Wednesday, April 02, 2008

Le Beau Serge (1958, Claude Chabrol)

Equal parts overbearing Catholic allegory and interesting, visually unadorned on-location examination of the inhabitants of French village Sardent, Claude Chabrol’s debut Le Beau Serge (Handsome Serge), considered one of the opening salvos of the French New Wave, starts out strong and richly textured but eventually succumbs to an overly schematic and redemptive conclusion. Jean-Claude Brialy portrays Francois, a theology student returning to his native town after years away to recover from a bout of tuberculosis. It isn’t exactly how he left it, especially his childhood friend Serge (Gérard Blain), now a drunk with a troubled past and marriage. With the town pastor having resigned to let the village spiritually crumble, Francois takes it upon himself to redeem his friend and oppose the corrosive and entangled influences of the other villagers. The bourgeois town hides an underbelly of mortal sins and squandered promise.

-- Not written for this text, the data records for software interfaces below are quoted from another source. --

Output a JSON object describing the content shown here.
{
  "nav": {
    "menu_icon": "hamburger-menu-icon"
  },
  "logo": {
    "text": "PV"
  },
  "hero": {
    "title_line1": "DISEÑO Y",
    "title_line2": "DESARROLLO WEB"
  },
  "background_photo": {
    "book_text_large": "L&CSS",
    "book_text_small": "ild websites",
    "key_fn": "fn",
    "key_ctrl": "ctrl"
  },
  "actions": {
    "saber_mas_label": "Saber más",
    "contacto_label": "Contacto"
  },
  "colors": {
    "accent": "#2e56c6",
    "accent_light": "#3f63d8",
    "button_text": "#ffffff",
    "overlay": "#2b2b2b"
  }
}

The film has an obvious narrative trajectory towards redemption, even if it is complicated by similarly religious stirrings of guilt and transference, modes that would play more decisive influences on Chabrol’s subsequent thrillers. Themes of incest, rape, and congenital deformity bring a sordid reality to bear on the film’s otherwise Catholic overtones, diluting the protagonist’s faith in human nature and transformation. Nineteen-year-old Bernadette Lafont played a two years younger sexpot, reflecting the distasteful possibilities that awaited Serge’s stillborn son and upcoming child, just as Serge and Francois are the same train running on separate, parallel tracks. This doubling, as well as some brutal violence between the former friends and a thorough investigation of the dark side of French village life, reveals Chabrol’s literary and cinematic debts to Hitchcock and such sturdy native genre directors as Clouzot and Duvivier.

What also separates this debut from the likes of Le Boucher or Les Biches ten years later is also what animates the other first films of Nouvelle Vague directors: a nod towards neorealism by respecting and utilizing personal, lived-in space and performers. Indeed, how less dynamic would The 400 Blows or Breathless be without their genuine locations? Serge’s bravura opening sequence of Francois’s arrival allows the viewer to effortless gain their bearings and to situate himself in the naturalistic milieu. Even if the narrative becomes overtly symbolic and a few of the performances are mannered, Chabrol stays true to the location’s obscuring simplicity and its constricting impact on the inhabitants’ worldviews.

Yet for all the efficient if superfluous camera movements, Le Beau Serge is resolutely a young novice’s film; wildly inappropriate music overtakes perfectly subtle moments, and the ending undeservedly concludes on a hopeful note, despite the undeniably nuanced and problematic interactions throughout the film, for the sake of bludgeoning thematic significance. Perhaps knowing what would come later forces me to underrate the work, for Chabrol would certainly develop as a screenwriter and filmmaker even if the technical skills were there. As it is, Serge remains a merely good film with great timing.

IMDb page